Trying to write a Fantastic Four comic that instills the same sense of wonder and imagination in a grown adult as the original Stan & Jack run did on 6-12 year olds during the 1960s is a fools errand. While this does not mean that fun Fantastic Four stories may not appear from time to time (they do), it does mean that the likelihood of anything honestly revolutionary or breath-taking appearing in those pages is very, very small. Of course, Frank Miller was able to knock all the literalist cobwebs from the Batman mythos in two fell strokes - with Dark Knight Returns and Year One - but Miller also recognized the importance of tilling your own fields. (Later work like Dark Knight Strikes Again and All-Star Batman & Robin strikes me as more Miller just having fun - which is certainly allowed, even if I may not have thought DKSA was very fun.) Also, perhaps coincidentally, Miller’s own revolutionary works were later used as the basis for the new status quo, in the form of the particularly churlish Batman we’ve had ever since. The point, again, is not that it isn't possible to do interesting or - even very occasionally - honestly important work when you're working with other people's ideas, but that imitation is not necessarily the sincerest form of flattery. The sincerest form of flattery, in terms of art, is inspiration, because imitation in the name of literal slavishness is not art, it's a form of indentured servitude.

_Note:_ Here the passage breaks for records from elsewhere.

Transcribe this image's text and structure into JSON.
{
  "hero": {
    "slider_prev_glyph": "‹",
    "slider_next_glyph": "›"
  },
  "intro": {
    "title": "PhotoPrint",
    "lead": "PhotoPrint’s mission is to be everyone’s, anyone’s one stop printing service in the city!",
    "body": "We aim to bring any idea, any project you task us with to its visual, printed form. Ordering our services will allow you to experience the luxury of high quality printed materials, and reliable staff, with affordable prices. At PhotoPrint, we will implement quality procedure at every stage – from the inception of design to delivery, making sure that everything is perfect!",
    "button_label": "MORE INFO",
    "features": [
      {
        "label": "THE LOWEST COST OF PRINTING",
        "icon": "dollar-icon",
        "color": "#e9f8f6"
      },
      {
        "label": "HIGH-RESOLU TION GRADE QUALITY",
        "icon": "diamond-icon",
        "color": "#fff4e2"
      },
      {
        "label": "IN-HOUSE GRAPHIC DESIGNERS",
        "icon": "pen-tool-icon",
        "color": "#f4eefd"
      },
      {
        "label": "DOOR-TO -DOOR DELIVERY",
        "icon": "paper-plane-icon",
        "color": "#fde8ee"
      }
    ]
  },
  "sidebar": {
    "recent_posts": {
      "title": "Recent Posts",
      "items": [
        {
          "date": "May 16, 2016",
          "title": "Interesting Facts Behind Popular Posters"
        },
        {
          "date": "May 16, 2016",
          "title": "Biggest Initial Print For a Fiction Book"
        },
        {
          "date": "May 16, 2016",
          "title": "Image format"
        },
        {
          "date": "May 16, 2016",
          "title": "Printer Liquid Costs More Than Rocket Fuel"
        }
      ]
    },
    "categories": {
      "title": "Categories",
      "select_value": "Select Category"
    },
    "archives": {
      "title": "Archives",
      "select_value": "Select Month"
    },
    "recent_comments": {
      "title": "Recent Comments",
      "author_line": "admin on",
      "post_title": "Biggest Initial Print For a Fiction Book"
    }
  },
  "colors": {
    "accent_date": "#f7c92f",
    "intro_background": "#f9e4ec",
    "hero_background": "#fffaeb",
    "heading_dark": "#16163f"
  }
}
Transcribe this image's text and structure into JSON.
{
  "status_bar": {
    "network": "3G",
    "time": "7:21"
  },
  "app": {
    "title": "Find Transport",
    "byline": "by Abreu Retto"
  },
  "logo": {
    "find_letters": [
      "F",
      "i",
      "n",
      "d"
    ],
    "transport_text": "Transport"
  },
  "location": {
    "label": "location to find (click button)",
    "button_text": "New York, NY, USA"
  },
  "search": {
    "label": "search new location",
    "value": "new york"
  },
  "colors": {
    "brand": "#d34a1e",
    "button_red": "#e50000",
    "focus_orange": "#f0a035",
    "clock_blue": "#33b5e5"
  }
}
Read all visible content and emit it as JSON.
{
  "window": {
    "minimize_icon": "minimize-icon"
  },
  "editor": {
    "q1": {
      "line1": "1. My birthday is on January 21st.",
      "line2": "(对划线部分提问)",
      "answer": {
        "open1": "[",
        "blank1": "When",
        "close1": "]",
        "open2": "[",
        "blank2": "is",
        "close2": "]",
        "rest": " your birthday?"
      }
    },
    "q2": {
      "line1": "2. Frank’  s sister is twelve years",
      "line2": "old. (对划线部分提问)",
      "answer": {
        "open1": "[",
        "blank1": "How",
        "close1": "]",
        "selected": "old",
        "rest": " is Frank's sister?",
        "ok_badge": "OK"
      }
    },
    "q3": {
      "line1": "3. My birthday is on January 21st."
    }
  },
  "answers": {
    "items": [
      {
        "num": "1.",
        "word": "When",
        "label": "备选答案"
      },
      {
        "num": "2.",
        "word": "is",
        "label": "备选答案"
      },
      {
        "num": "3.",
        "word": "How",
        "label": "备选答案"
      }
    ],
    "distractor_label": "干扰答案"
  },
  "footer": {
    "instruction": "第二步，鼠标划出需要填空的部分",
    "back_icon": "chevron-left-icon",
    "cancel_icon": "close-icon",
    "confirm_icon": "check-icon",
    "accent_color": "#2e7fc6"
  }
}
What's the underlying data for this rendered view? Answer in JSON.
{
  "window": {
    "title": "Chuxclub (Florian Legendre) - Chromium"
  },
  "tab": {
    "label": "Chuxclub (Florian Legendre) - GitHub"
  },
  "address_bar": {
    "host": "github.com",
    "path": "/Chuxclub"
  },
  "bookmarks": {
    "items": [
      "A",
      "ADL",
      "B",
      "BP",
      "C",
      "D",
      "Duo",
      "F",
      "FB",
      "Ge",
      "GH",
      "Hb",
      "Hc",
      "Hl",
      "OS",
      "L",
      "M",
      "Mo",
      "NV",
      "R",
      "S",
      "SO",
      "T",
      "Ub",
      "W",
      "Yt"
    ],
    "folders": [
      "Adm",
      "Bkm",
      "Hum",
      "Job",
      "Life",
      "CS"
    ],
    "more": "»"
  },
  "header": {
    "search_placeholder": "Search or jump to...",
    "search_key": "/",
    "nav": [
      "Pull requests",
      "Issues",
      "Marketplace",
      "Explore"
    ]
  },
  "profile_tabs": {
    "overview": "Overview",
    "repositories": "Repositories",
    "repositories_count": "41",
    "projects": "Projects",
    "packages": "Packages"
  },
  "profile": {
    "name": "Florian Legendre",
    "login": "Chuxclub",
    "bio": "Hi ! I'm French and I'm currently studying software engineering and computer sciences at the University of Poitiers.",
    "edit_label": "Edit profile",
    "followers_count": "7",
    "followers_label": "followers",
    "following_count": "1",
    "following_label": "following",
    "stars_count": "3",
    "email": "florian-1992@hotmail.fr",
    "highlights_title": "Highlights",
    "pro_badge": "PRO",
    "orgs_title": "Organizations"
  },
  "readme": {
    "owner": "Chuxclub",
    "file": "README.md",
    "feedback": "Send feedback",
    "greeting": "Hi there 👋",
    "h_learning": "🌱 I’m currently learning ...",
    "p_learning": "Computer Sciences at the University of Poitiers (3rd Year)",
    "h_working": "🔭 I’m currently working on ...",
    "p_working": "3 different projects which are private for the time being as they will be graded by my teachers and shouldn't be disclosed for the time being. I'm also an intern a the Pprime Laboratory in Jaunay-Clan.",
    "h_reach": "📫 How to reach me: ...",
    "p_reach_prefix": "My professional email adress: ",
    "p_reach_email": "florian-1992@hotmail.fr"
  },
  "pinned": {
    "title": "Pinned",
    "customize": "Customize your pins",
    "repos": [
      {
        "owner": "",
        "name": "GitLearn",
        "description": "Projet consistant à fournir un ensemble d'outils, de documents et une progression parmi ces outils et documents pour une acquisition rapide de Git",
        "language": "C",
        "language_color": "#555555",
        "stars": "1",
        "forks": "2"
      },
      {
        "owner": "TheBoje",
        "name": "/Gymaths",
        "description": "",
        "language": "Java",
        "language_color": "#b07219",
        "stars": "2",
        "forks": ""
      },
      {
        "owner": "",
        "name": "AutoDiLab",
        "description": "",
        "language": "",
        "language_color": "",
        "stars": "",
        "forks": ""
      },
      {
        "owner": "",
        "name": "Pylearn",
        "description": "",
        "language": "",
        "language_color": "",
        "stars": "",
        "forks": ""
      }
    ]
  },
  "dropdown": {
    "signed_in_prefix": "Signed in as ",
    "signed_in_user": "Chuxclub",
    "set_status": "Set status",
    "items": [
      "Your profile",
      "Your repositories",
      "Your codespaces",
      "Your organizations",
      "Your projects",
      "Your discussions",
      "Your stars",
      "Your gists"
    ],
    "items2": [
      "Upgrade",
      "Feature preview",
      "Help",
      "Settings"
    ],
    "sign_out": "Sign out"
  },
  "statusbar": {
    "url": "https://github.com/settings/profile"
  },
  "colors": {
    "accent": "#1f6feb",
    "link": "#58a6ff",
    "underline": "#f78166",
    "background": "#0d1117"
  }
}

So, why are the Fantastic Four important enough that the world is gearing up for the release of a big-budget motion picture starring their exploits? Why have they been remembered all these years? Of course, the cynic in me wants answers that it's because the corporation that owns them has trademarks to exploit. But the characters themselves wouldn't still be around some forty-five years later if something in their execution hadn't sparked the interest of someone or another down the line: media history is filled with useless trademarks that have been abandoned or fallen into disrepair simply because no-one cares anymore. How many people relate to Gasoline Alley or Flash Gordon anymore? Aside from low-level archival projects and the occasional resurgence, they are dead in every way that matters. If people still care about the Fantastic Four, though, the best thing that could come of it would be if some dazzled ten-year-old kid walked out of the Fantastic Four movie and decided he wanted to create something as cool as that himself. If, on the other hand, he is suitably impressed but says he just wants to write more Fantastic Four comics, that seems slightly sad to me.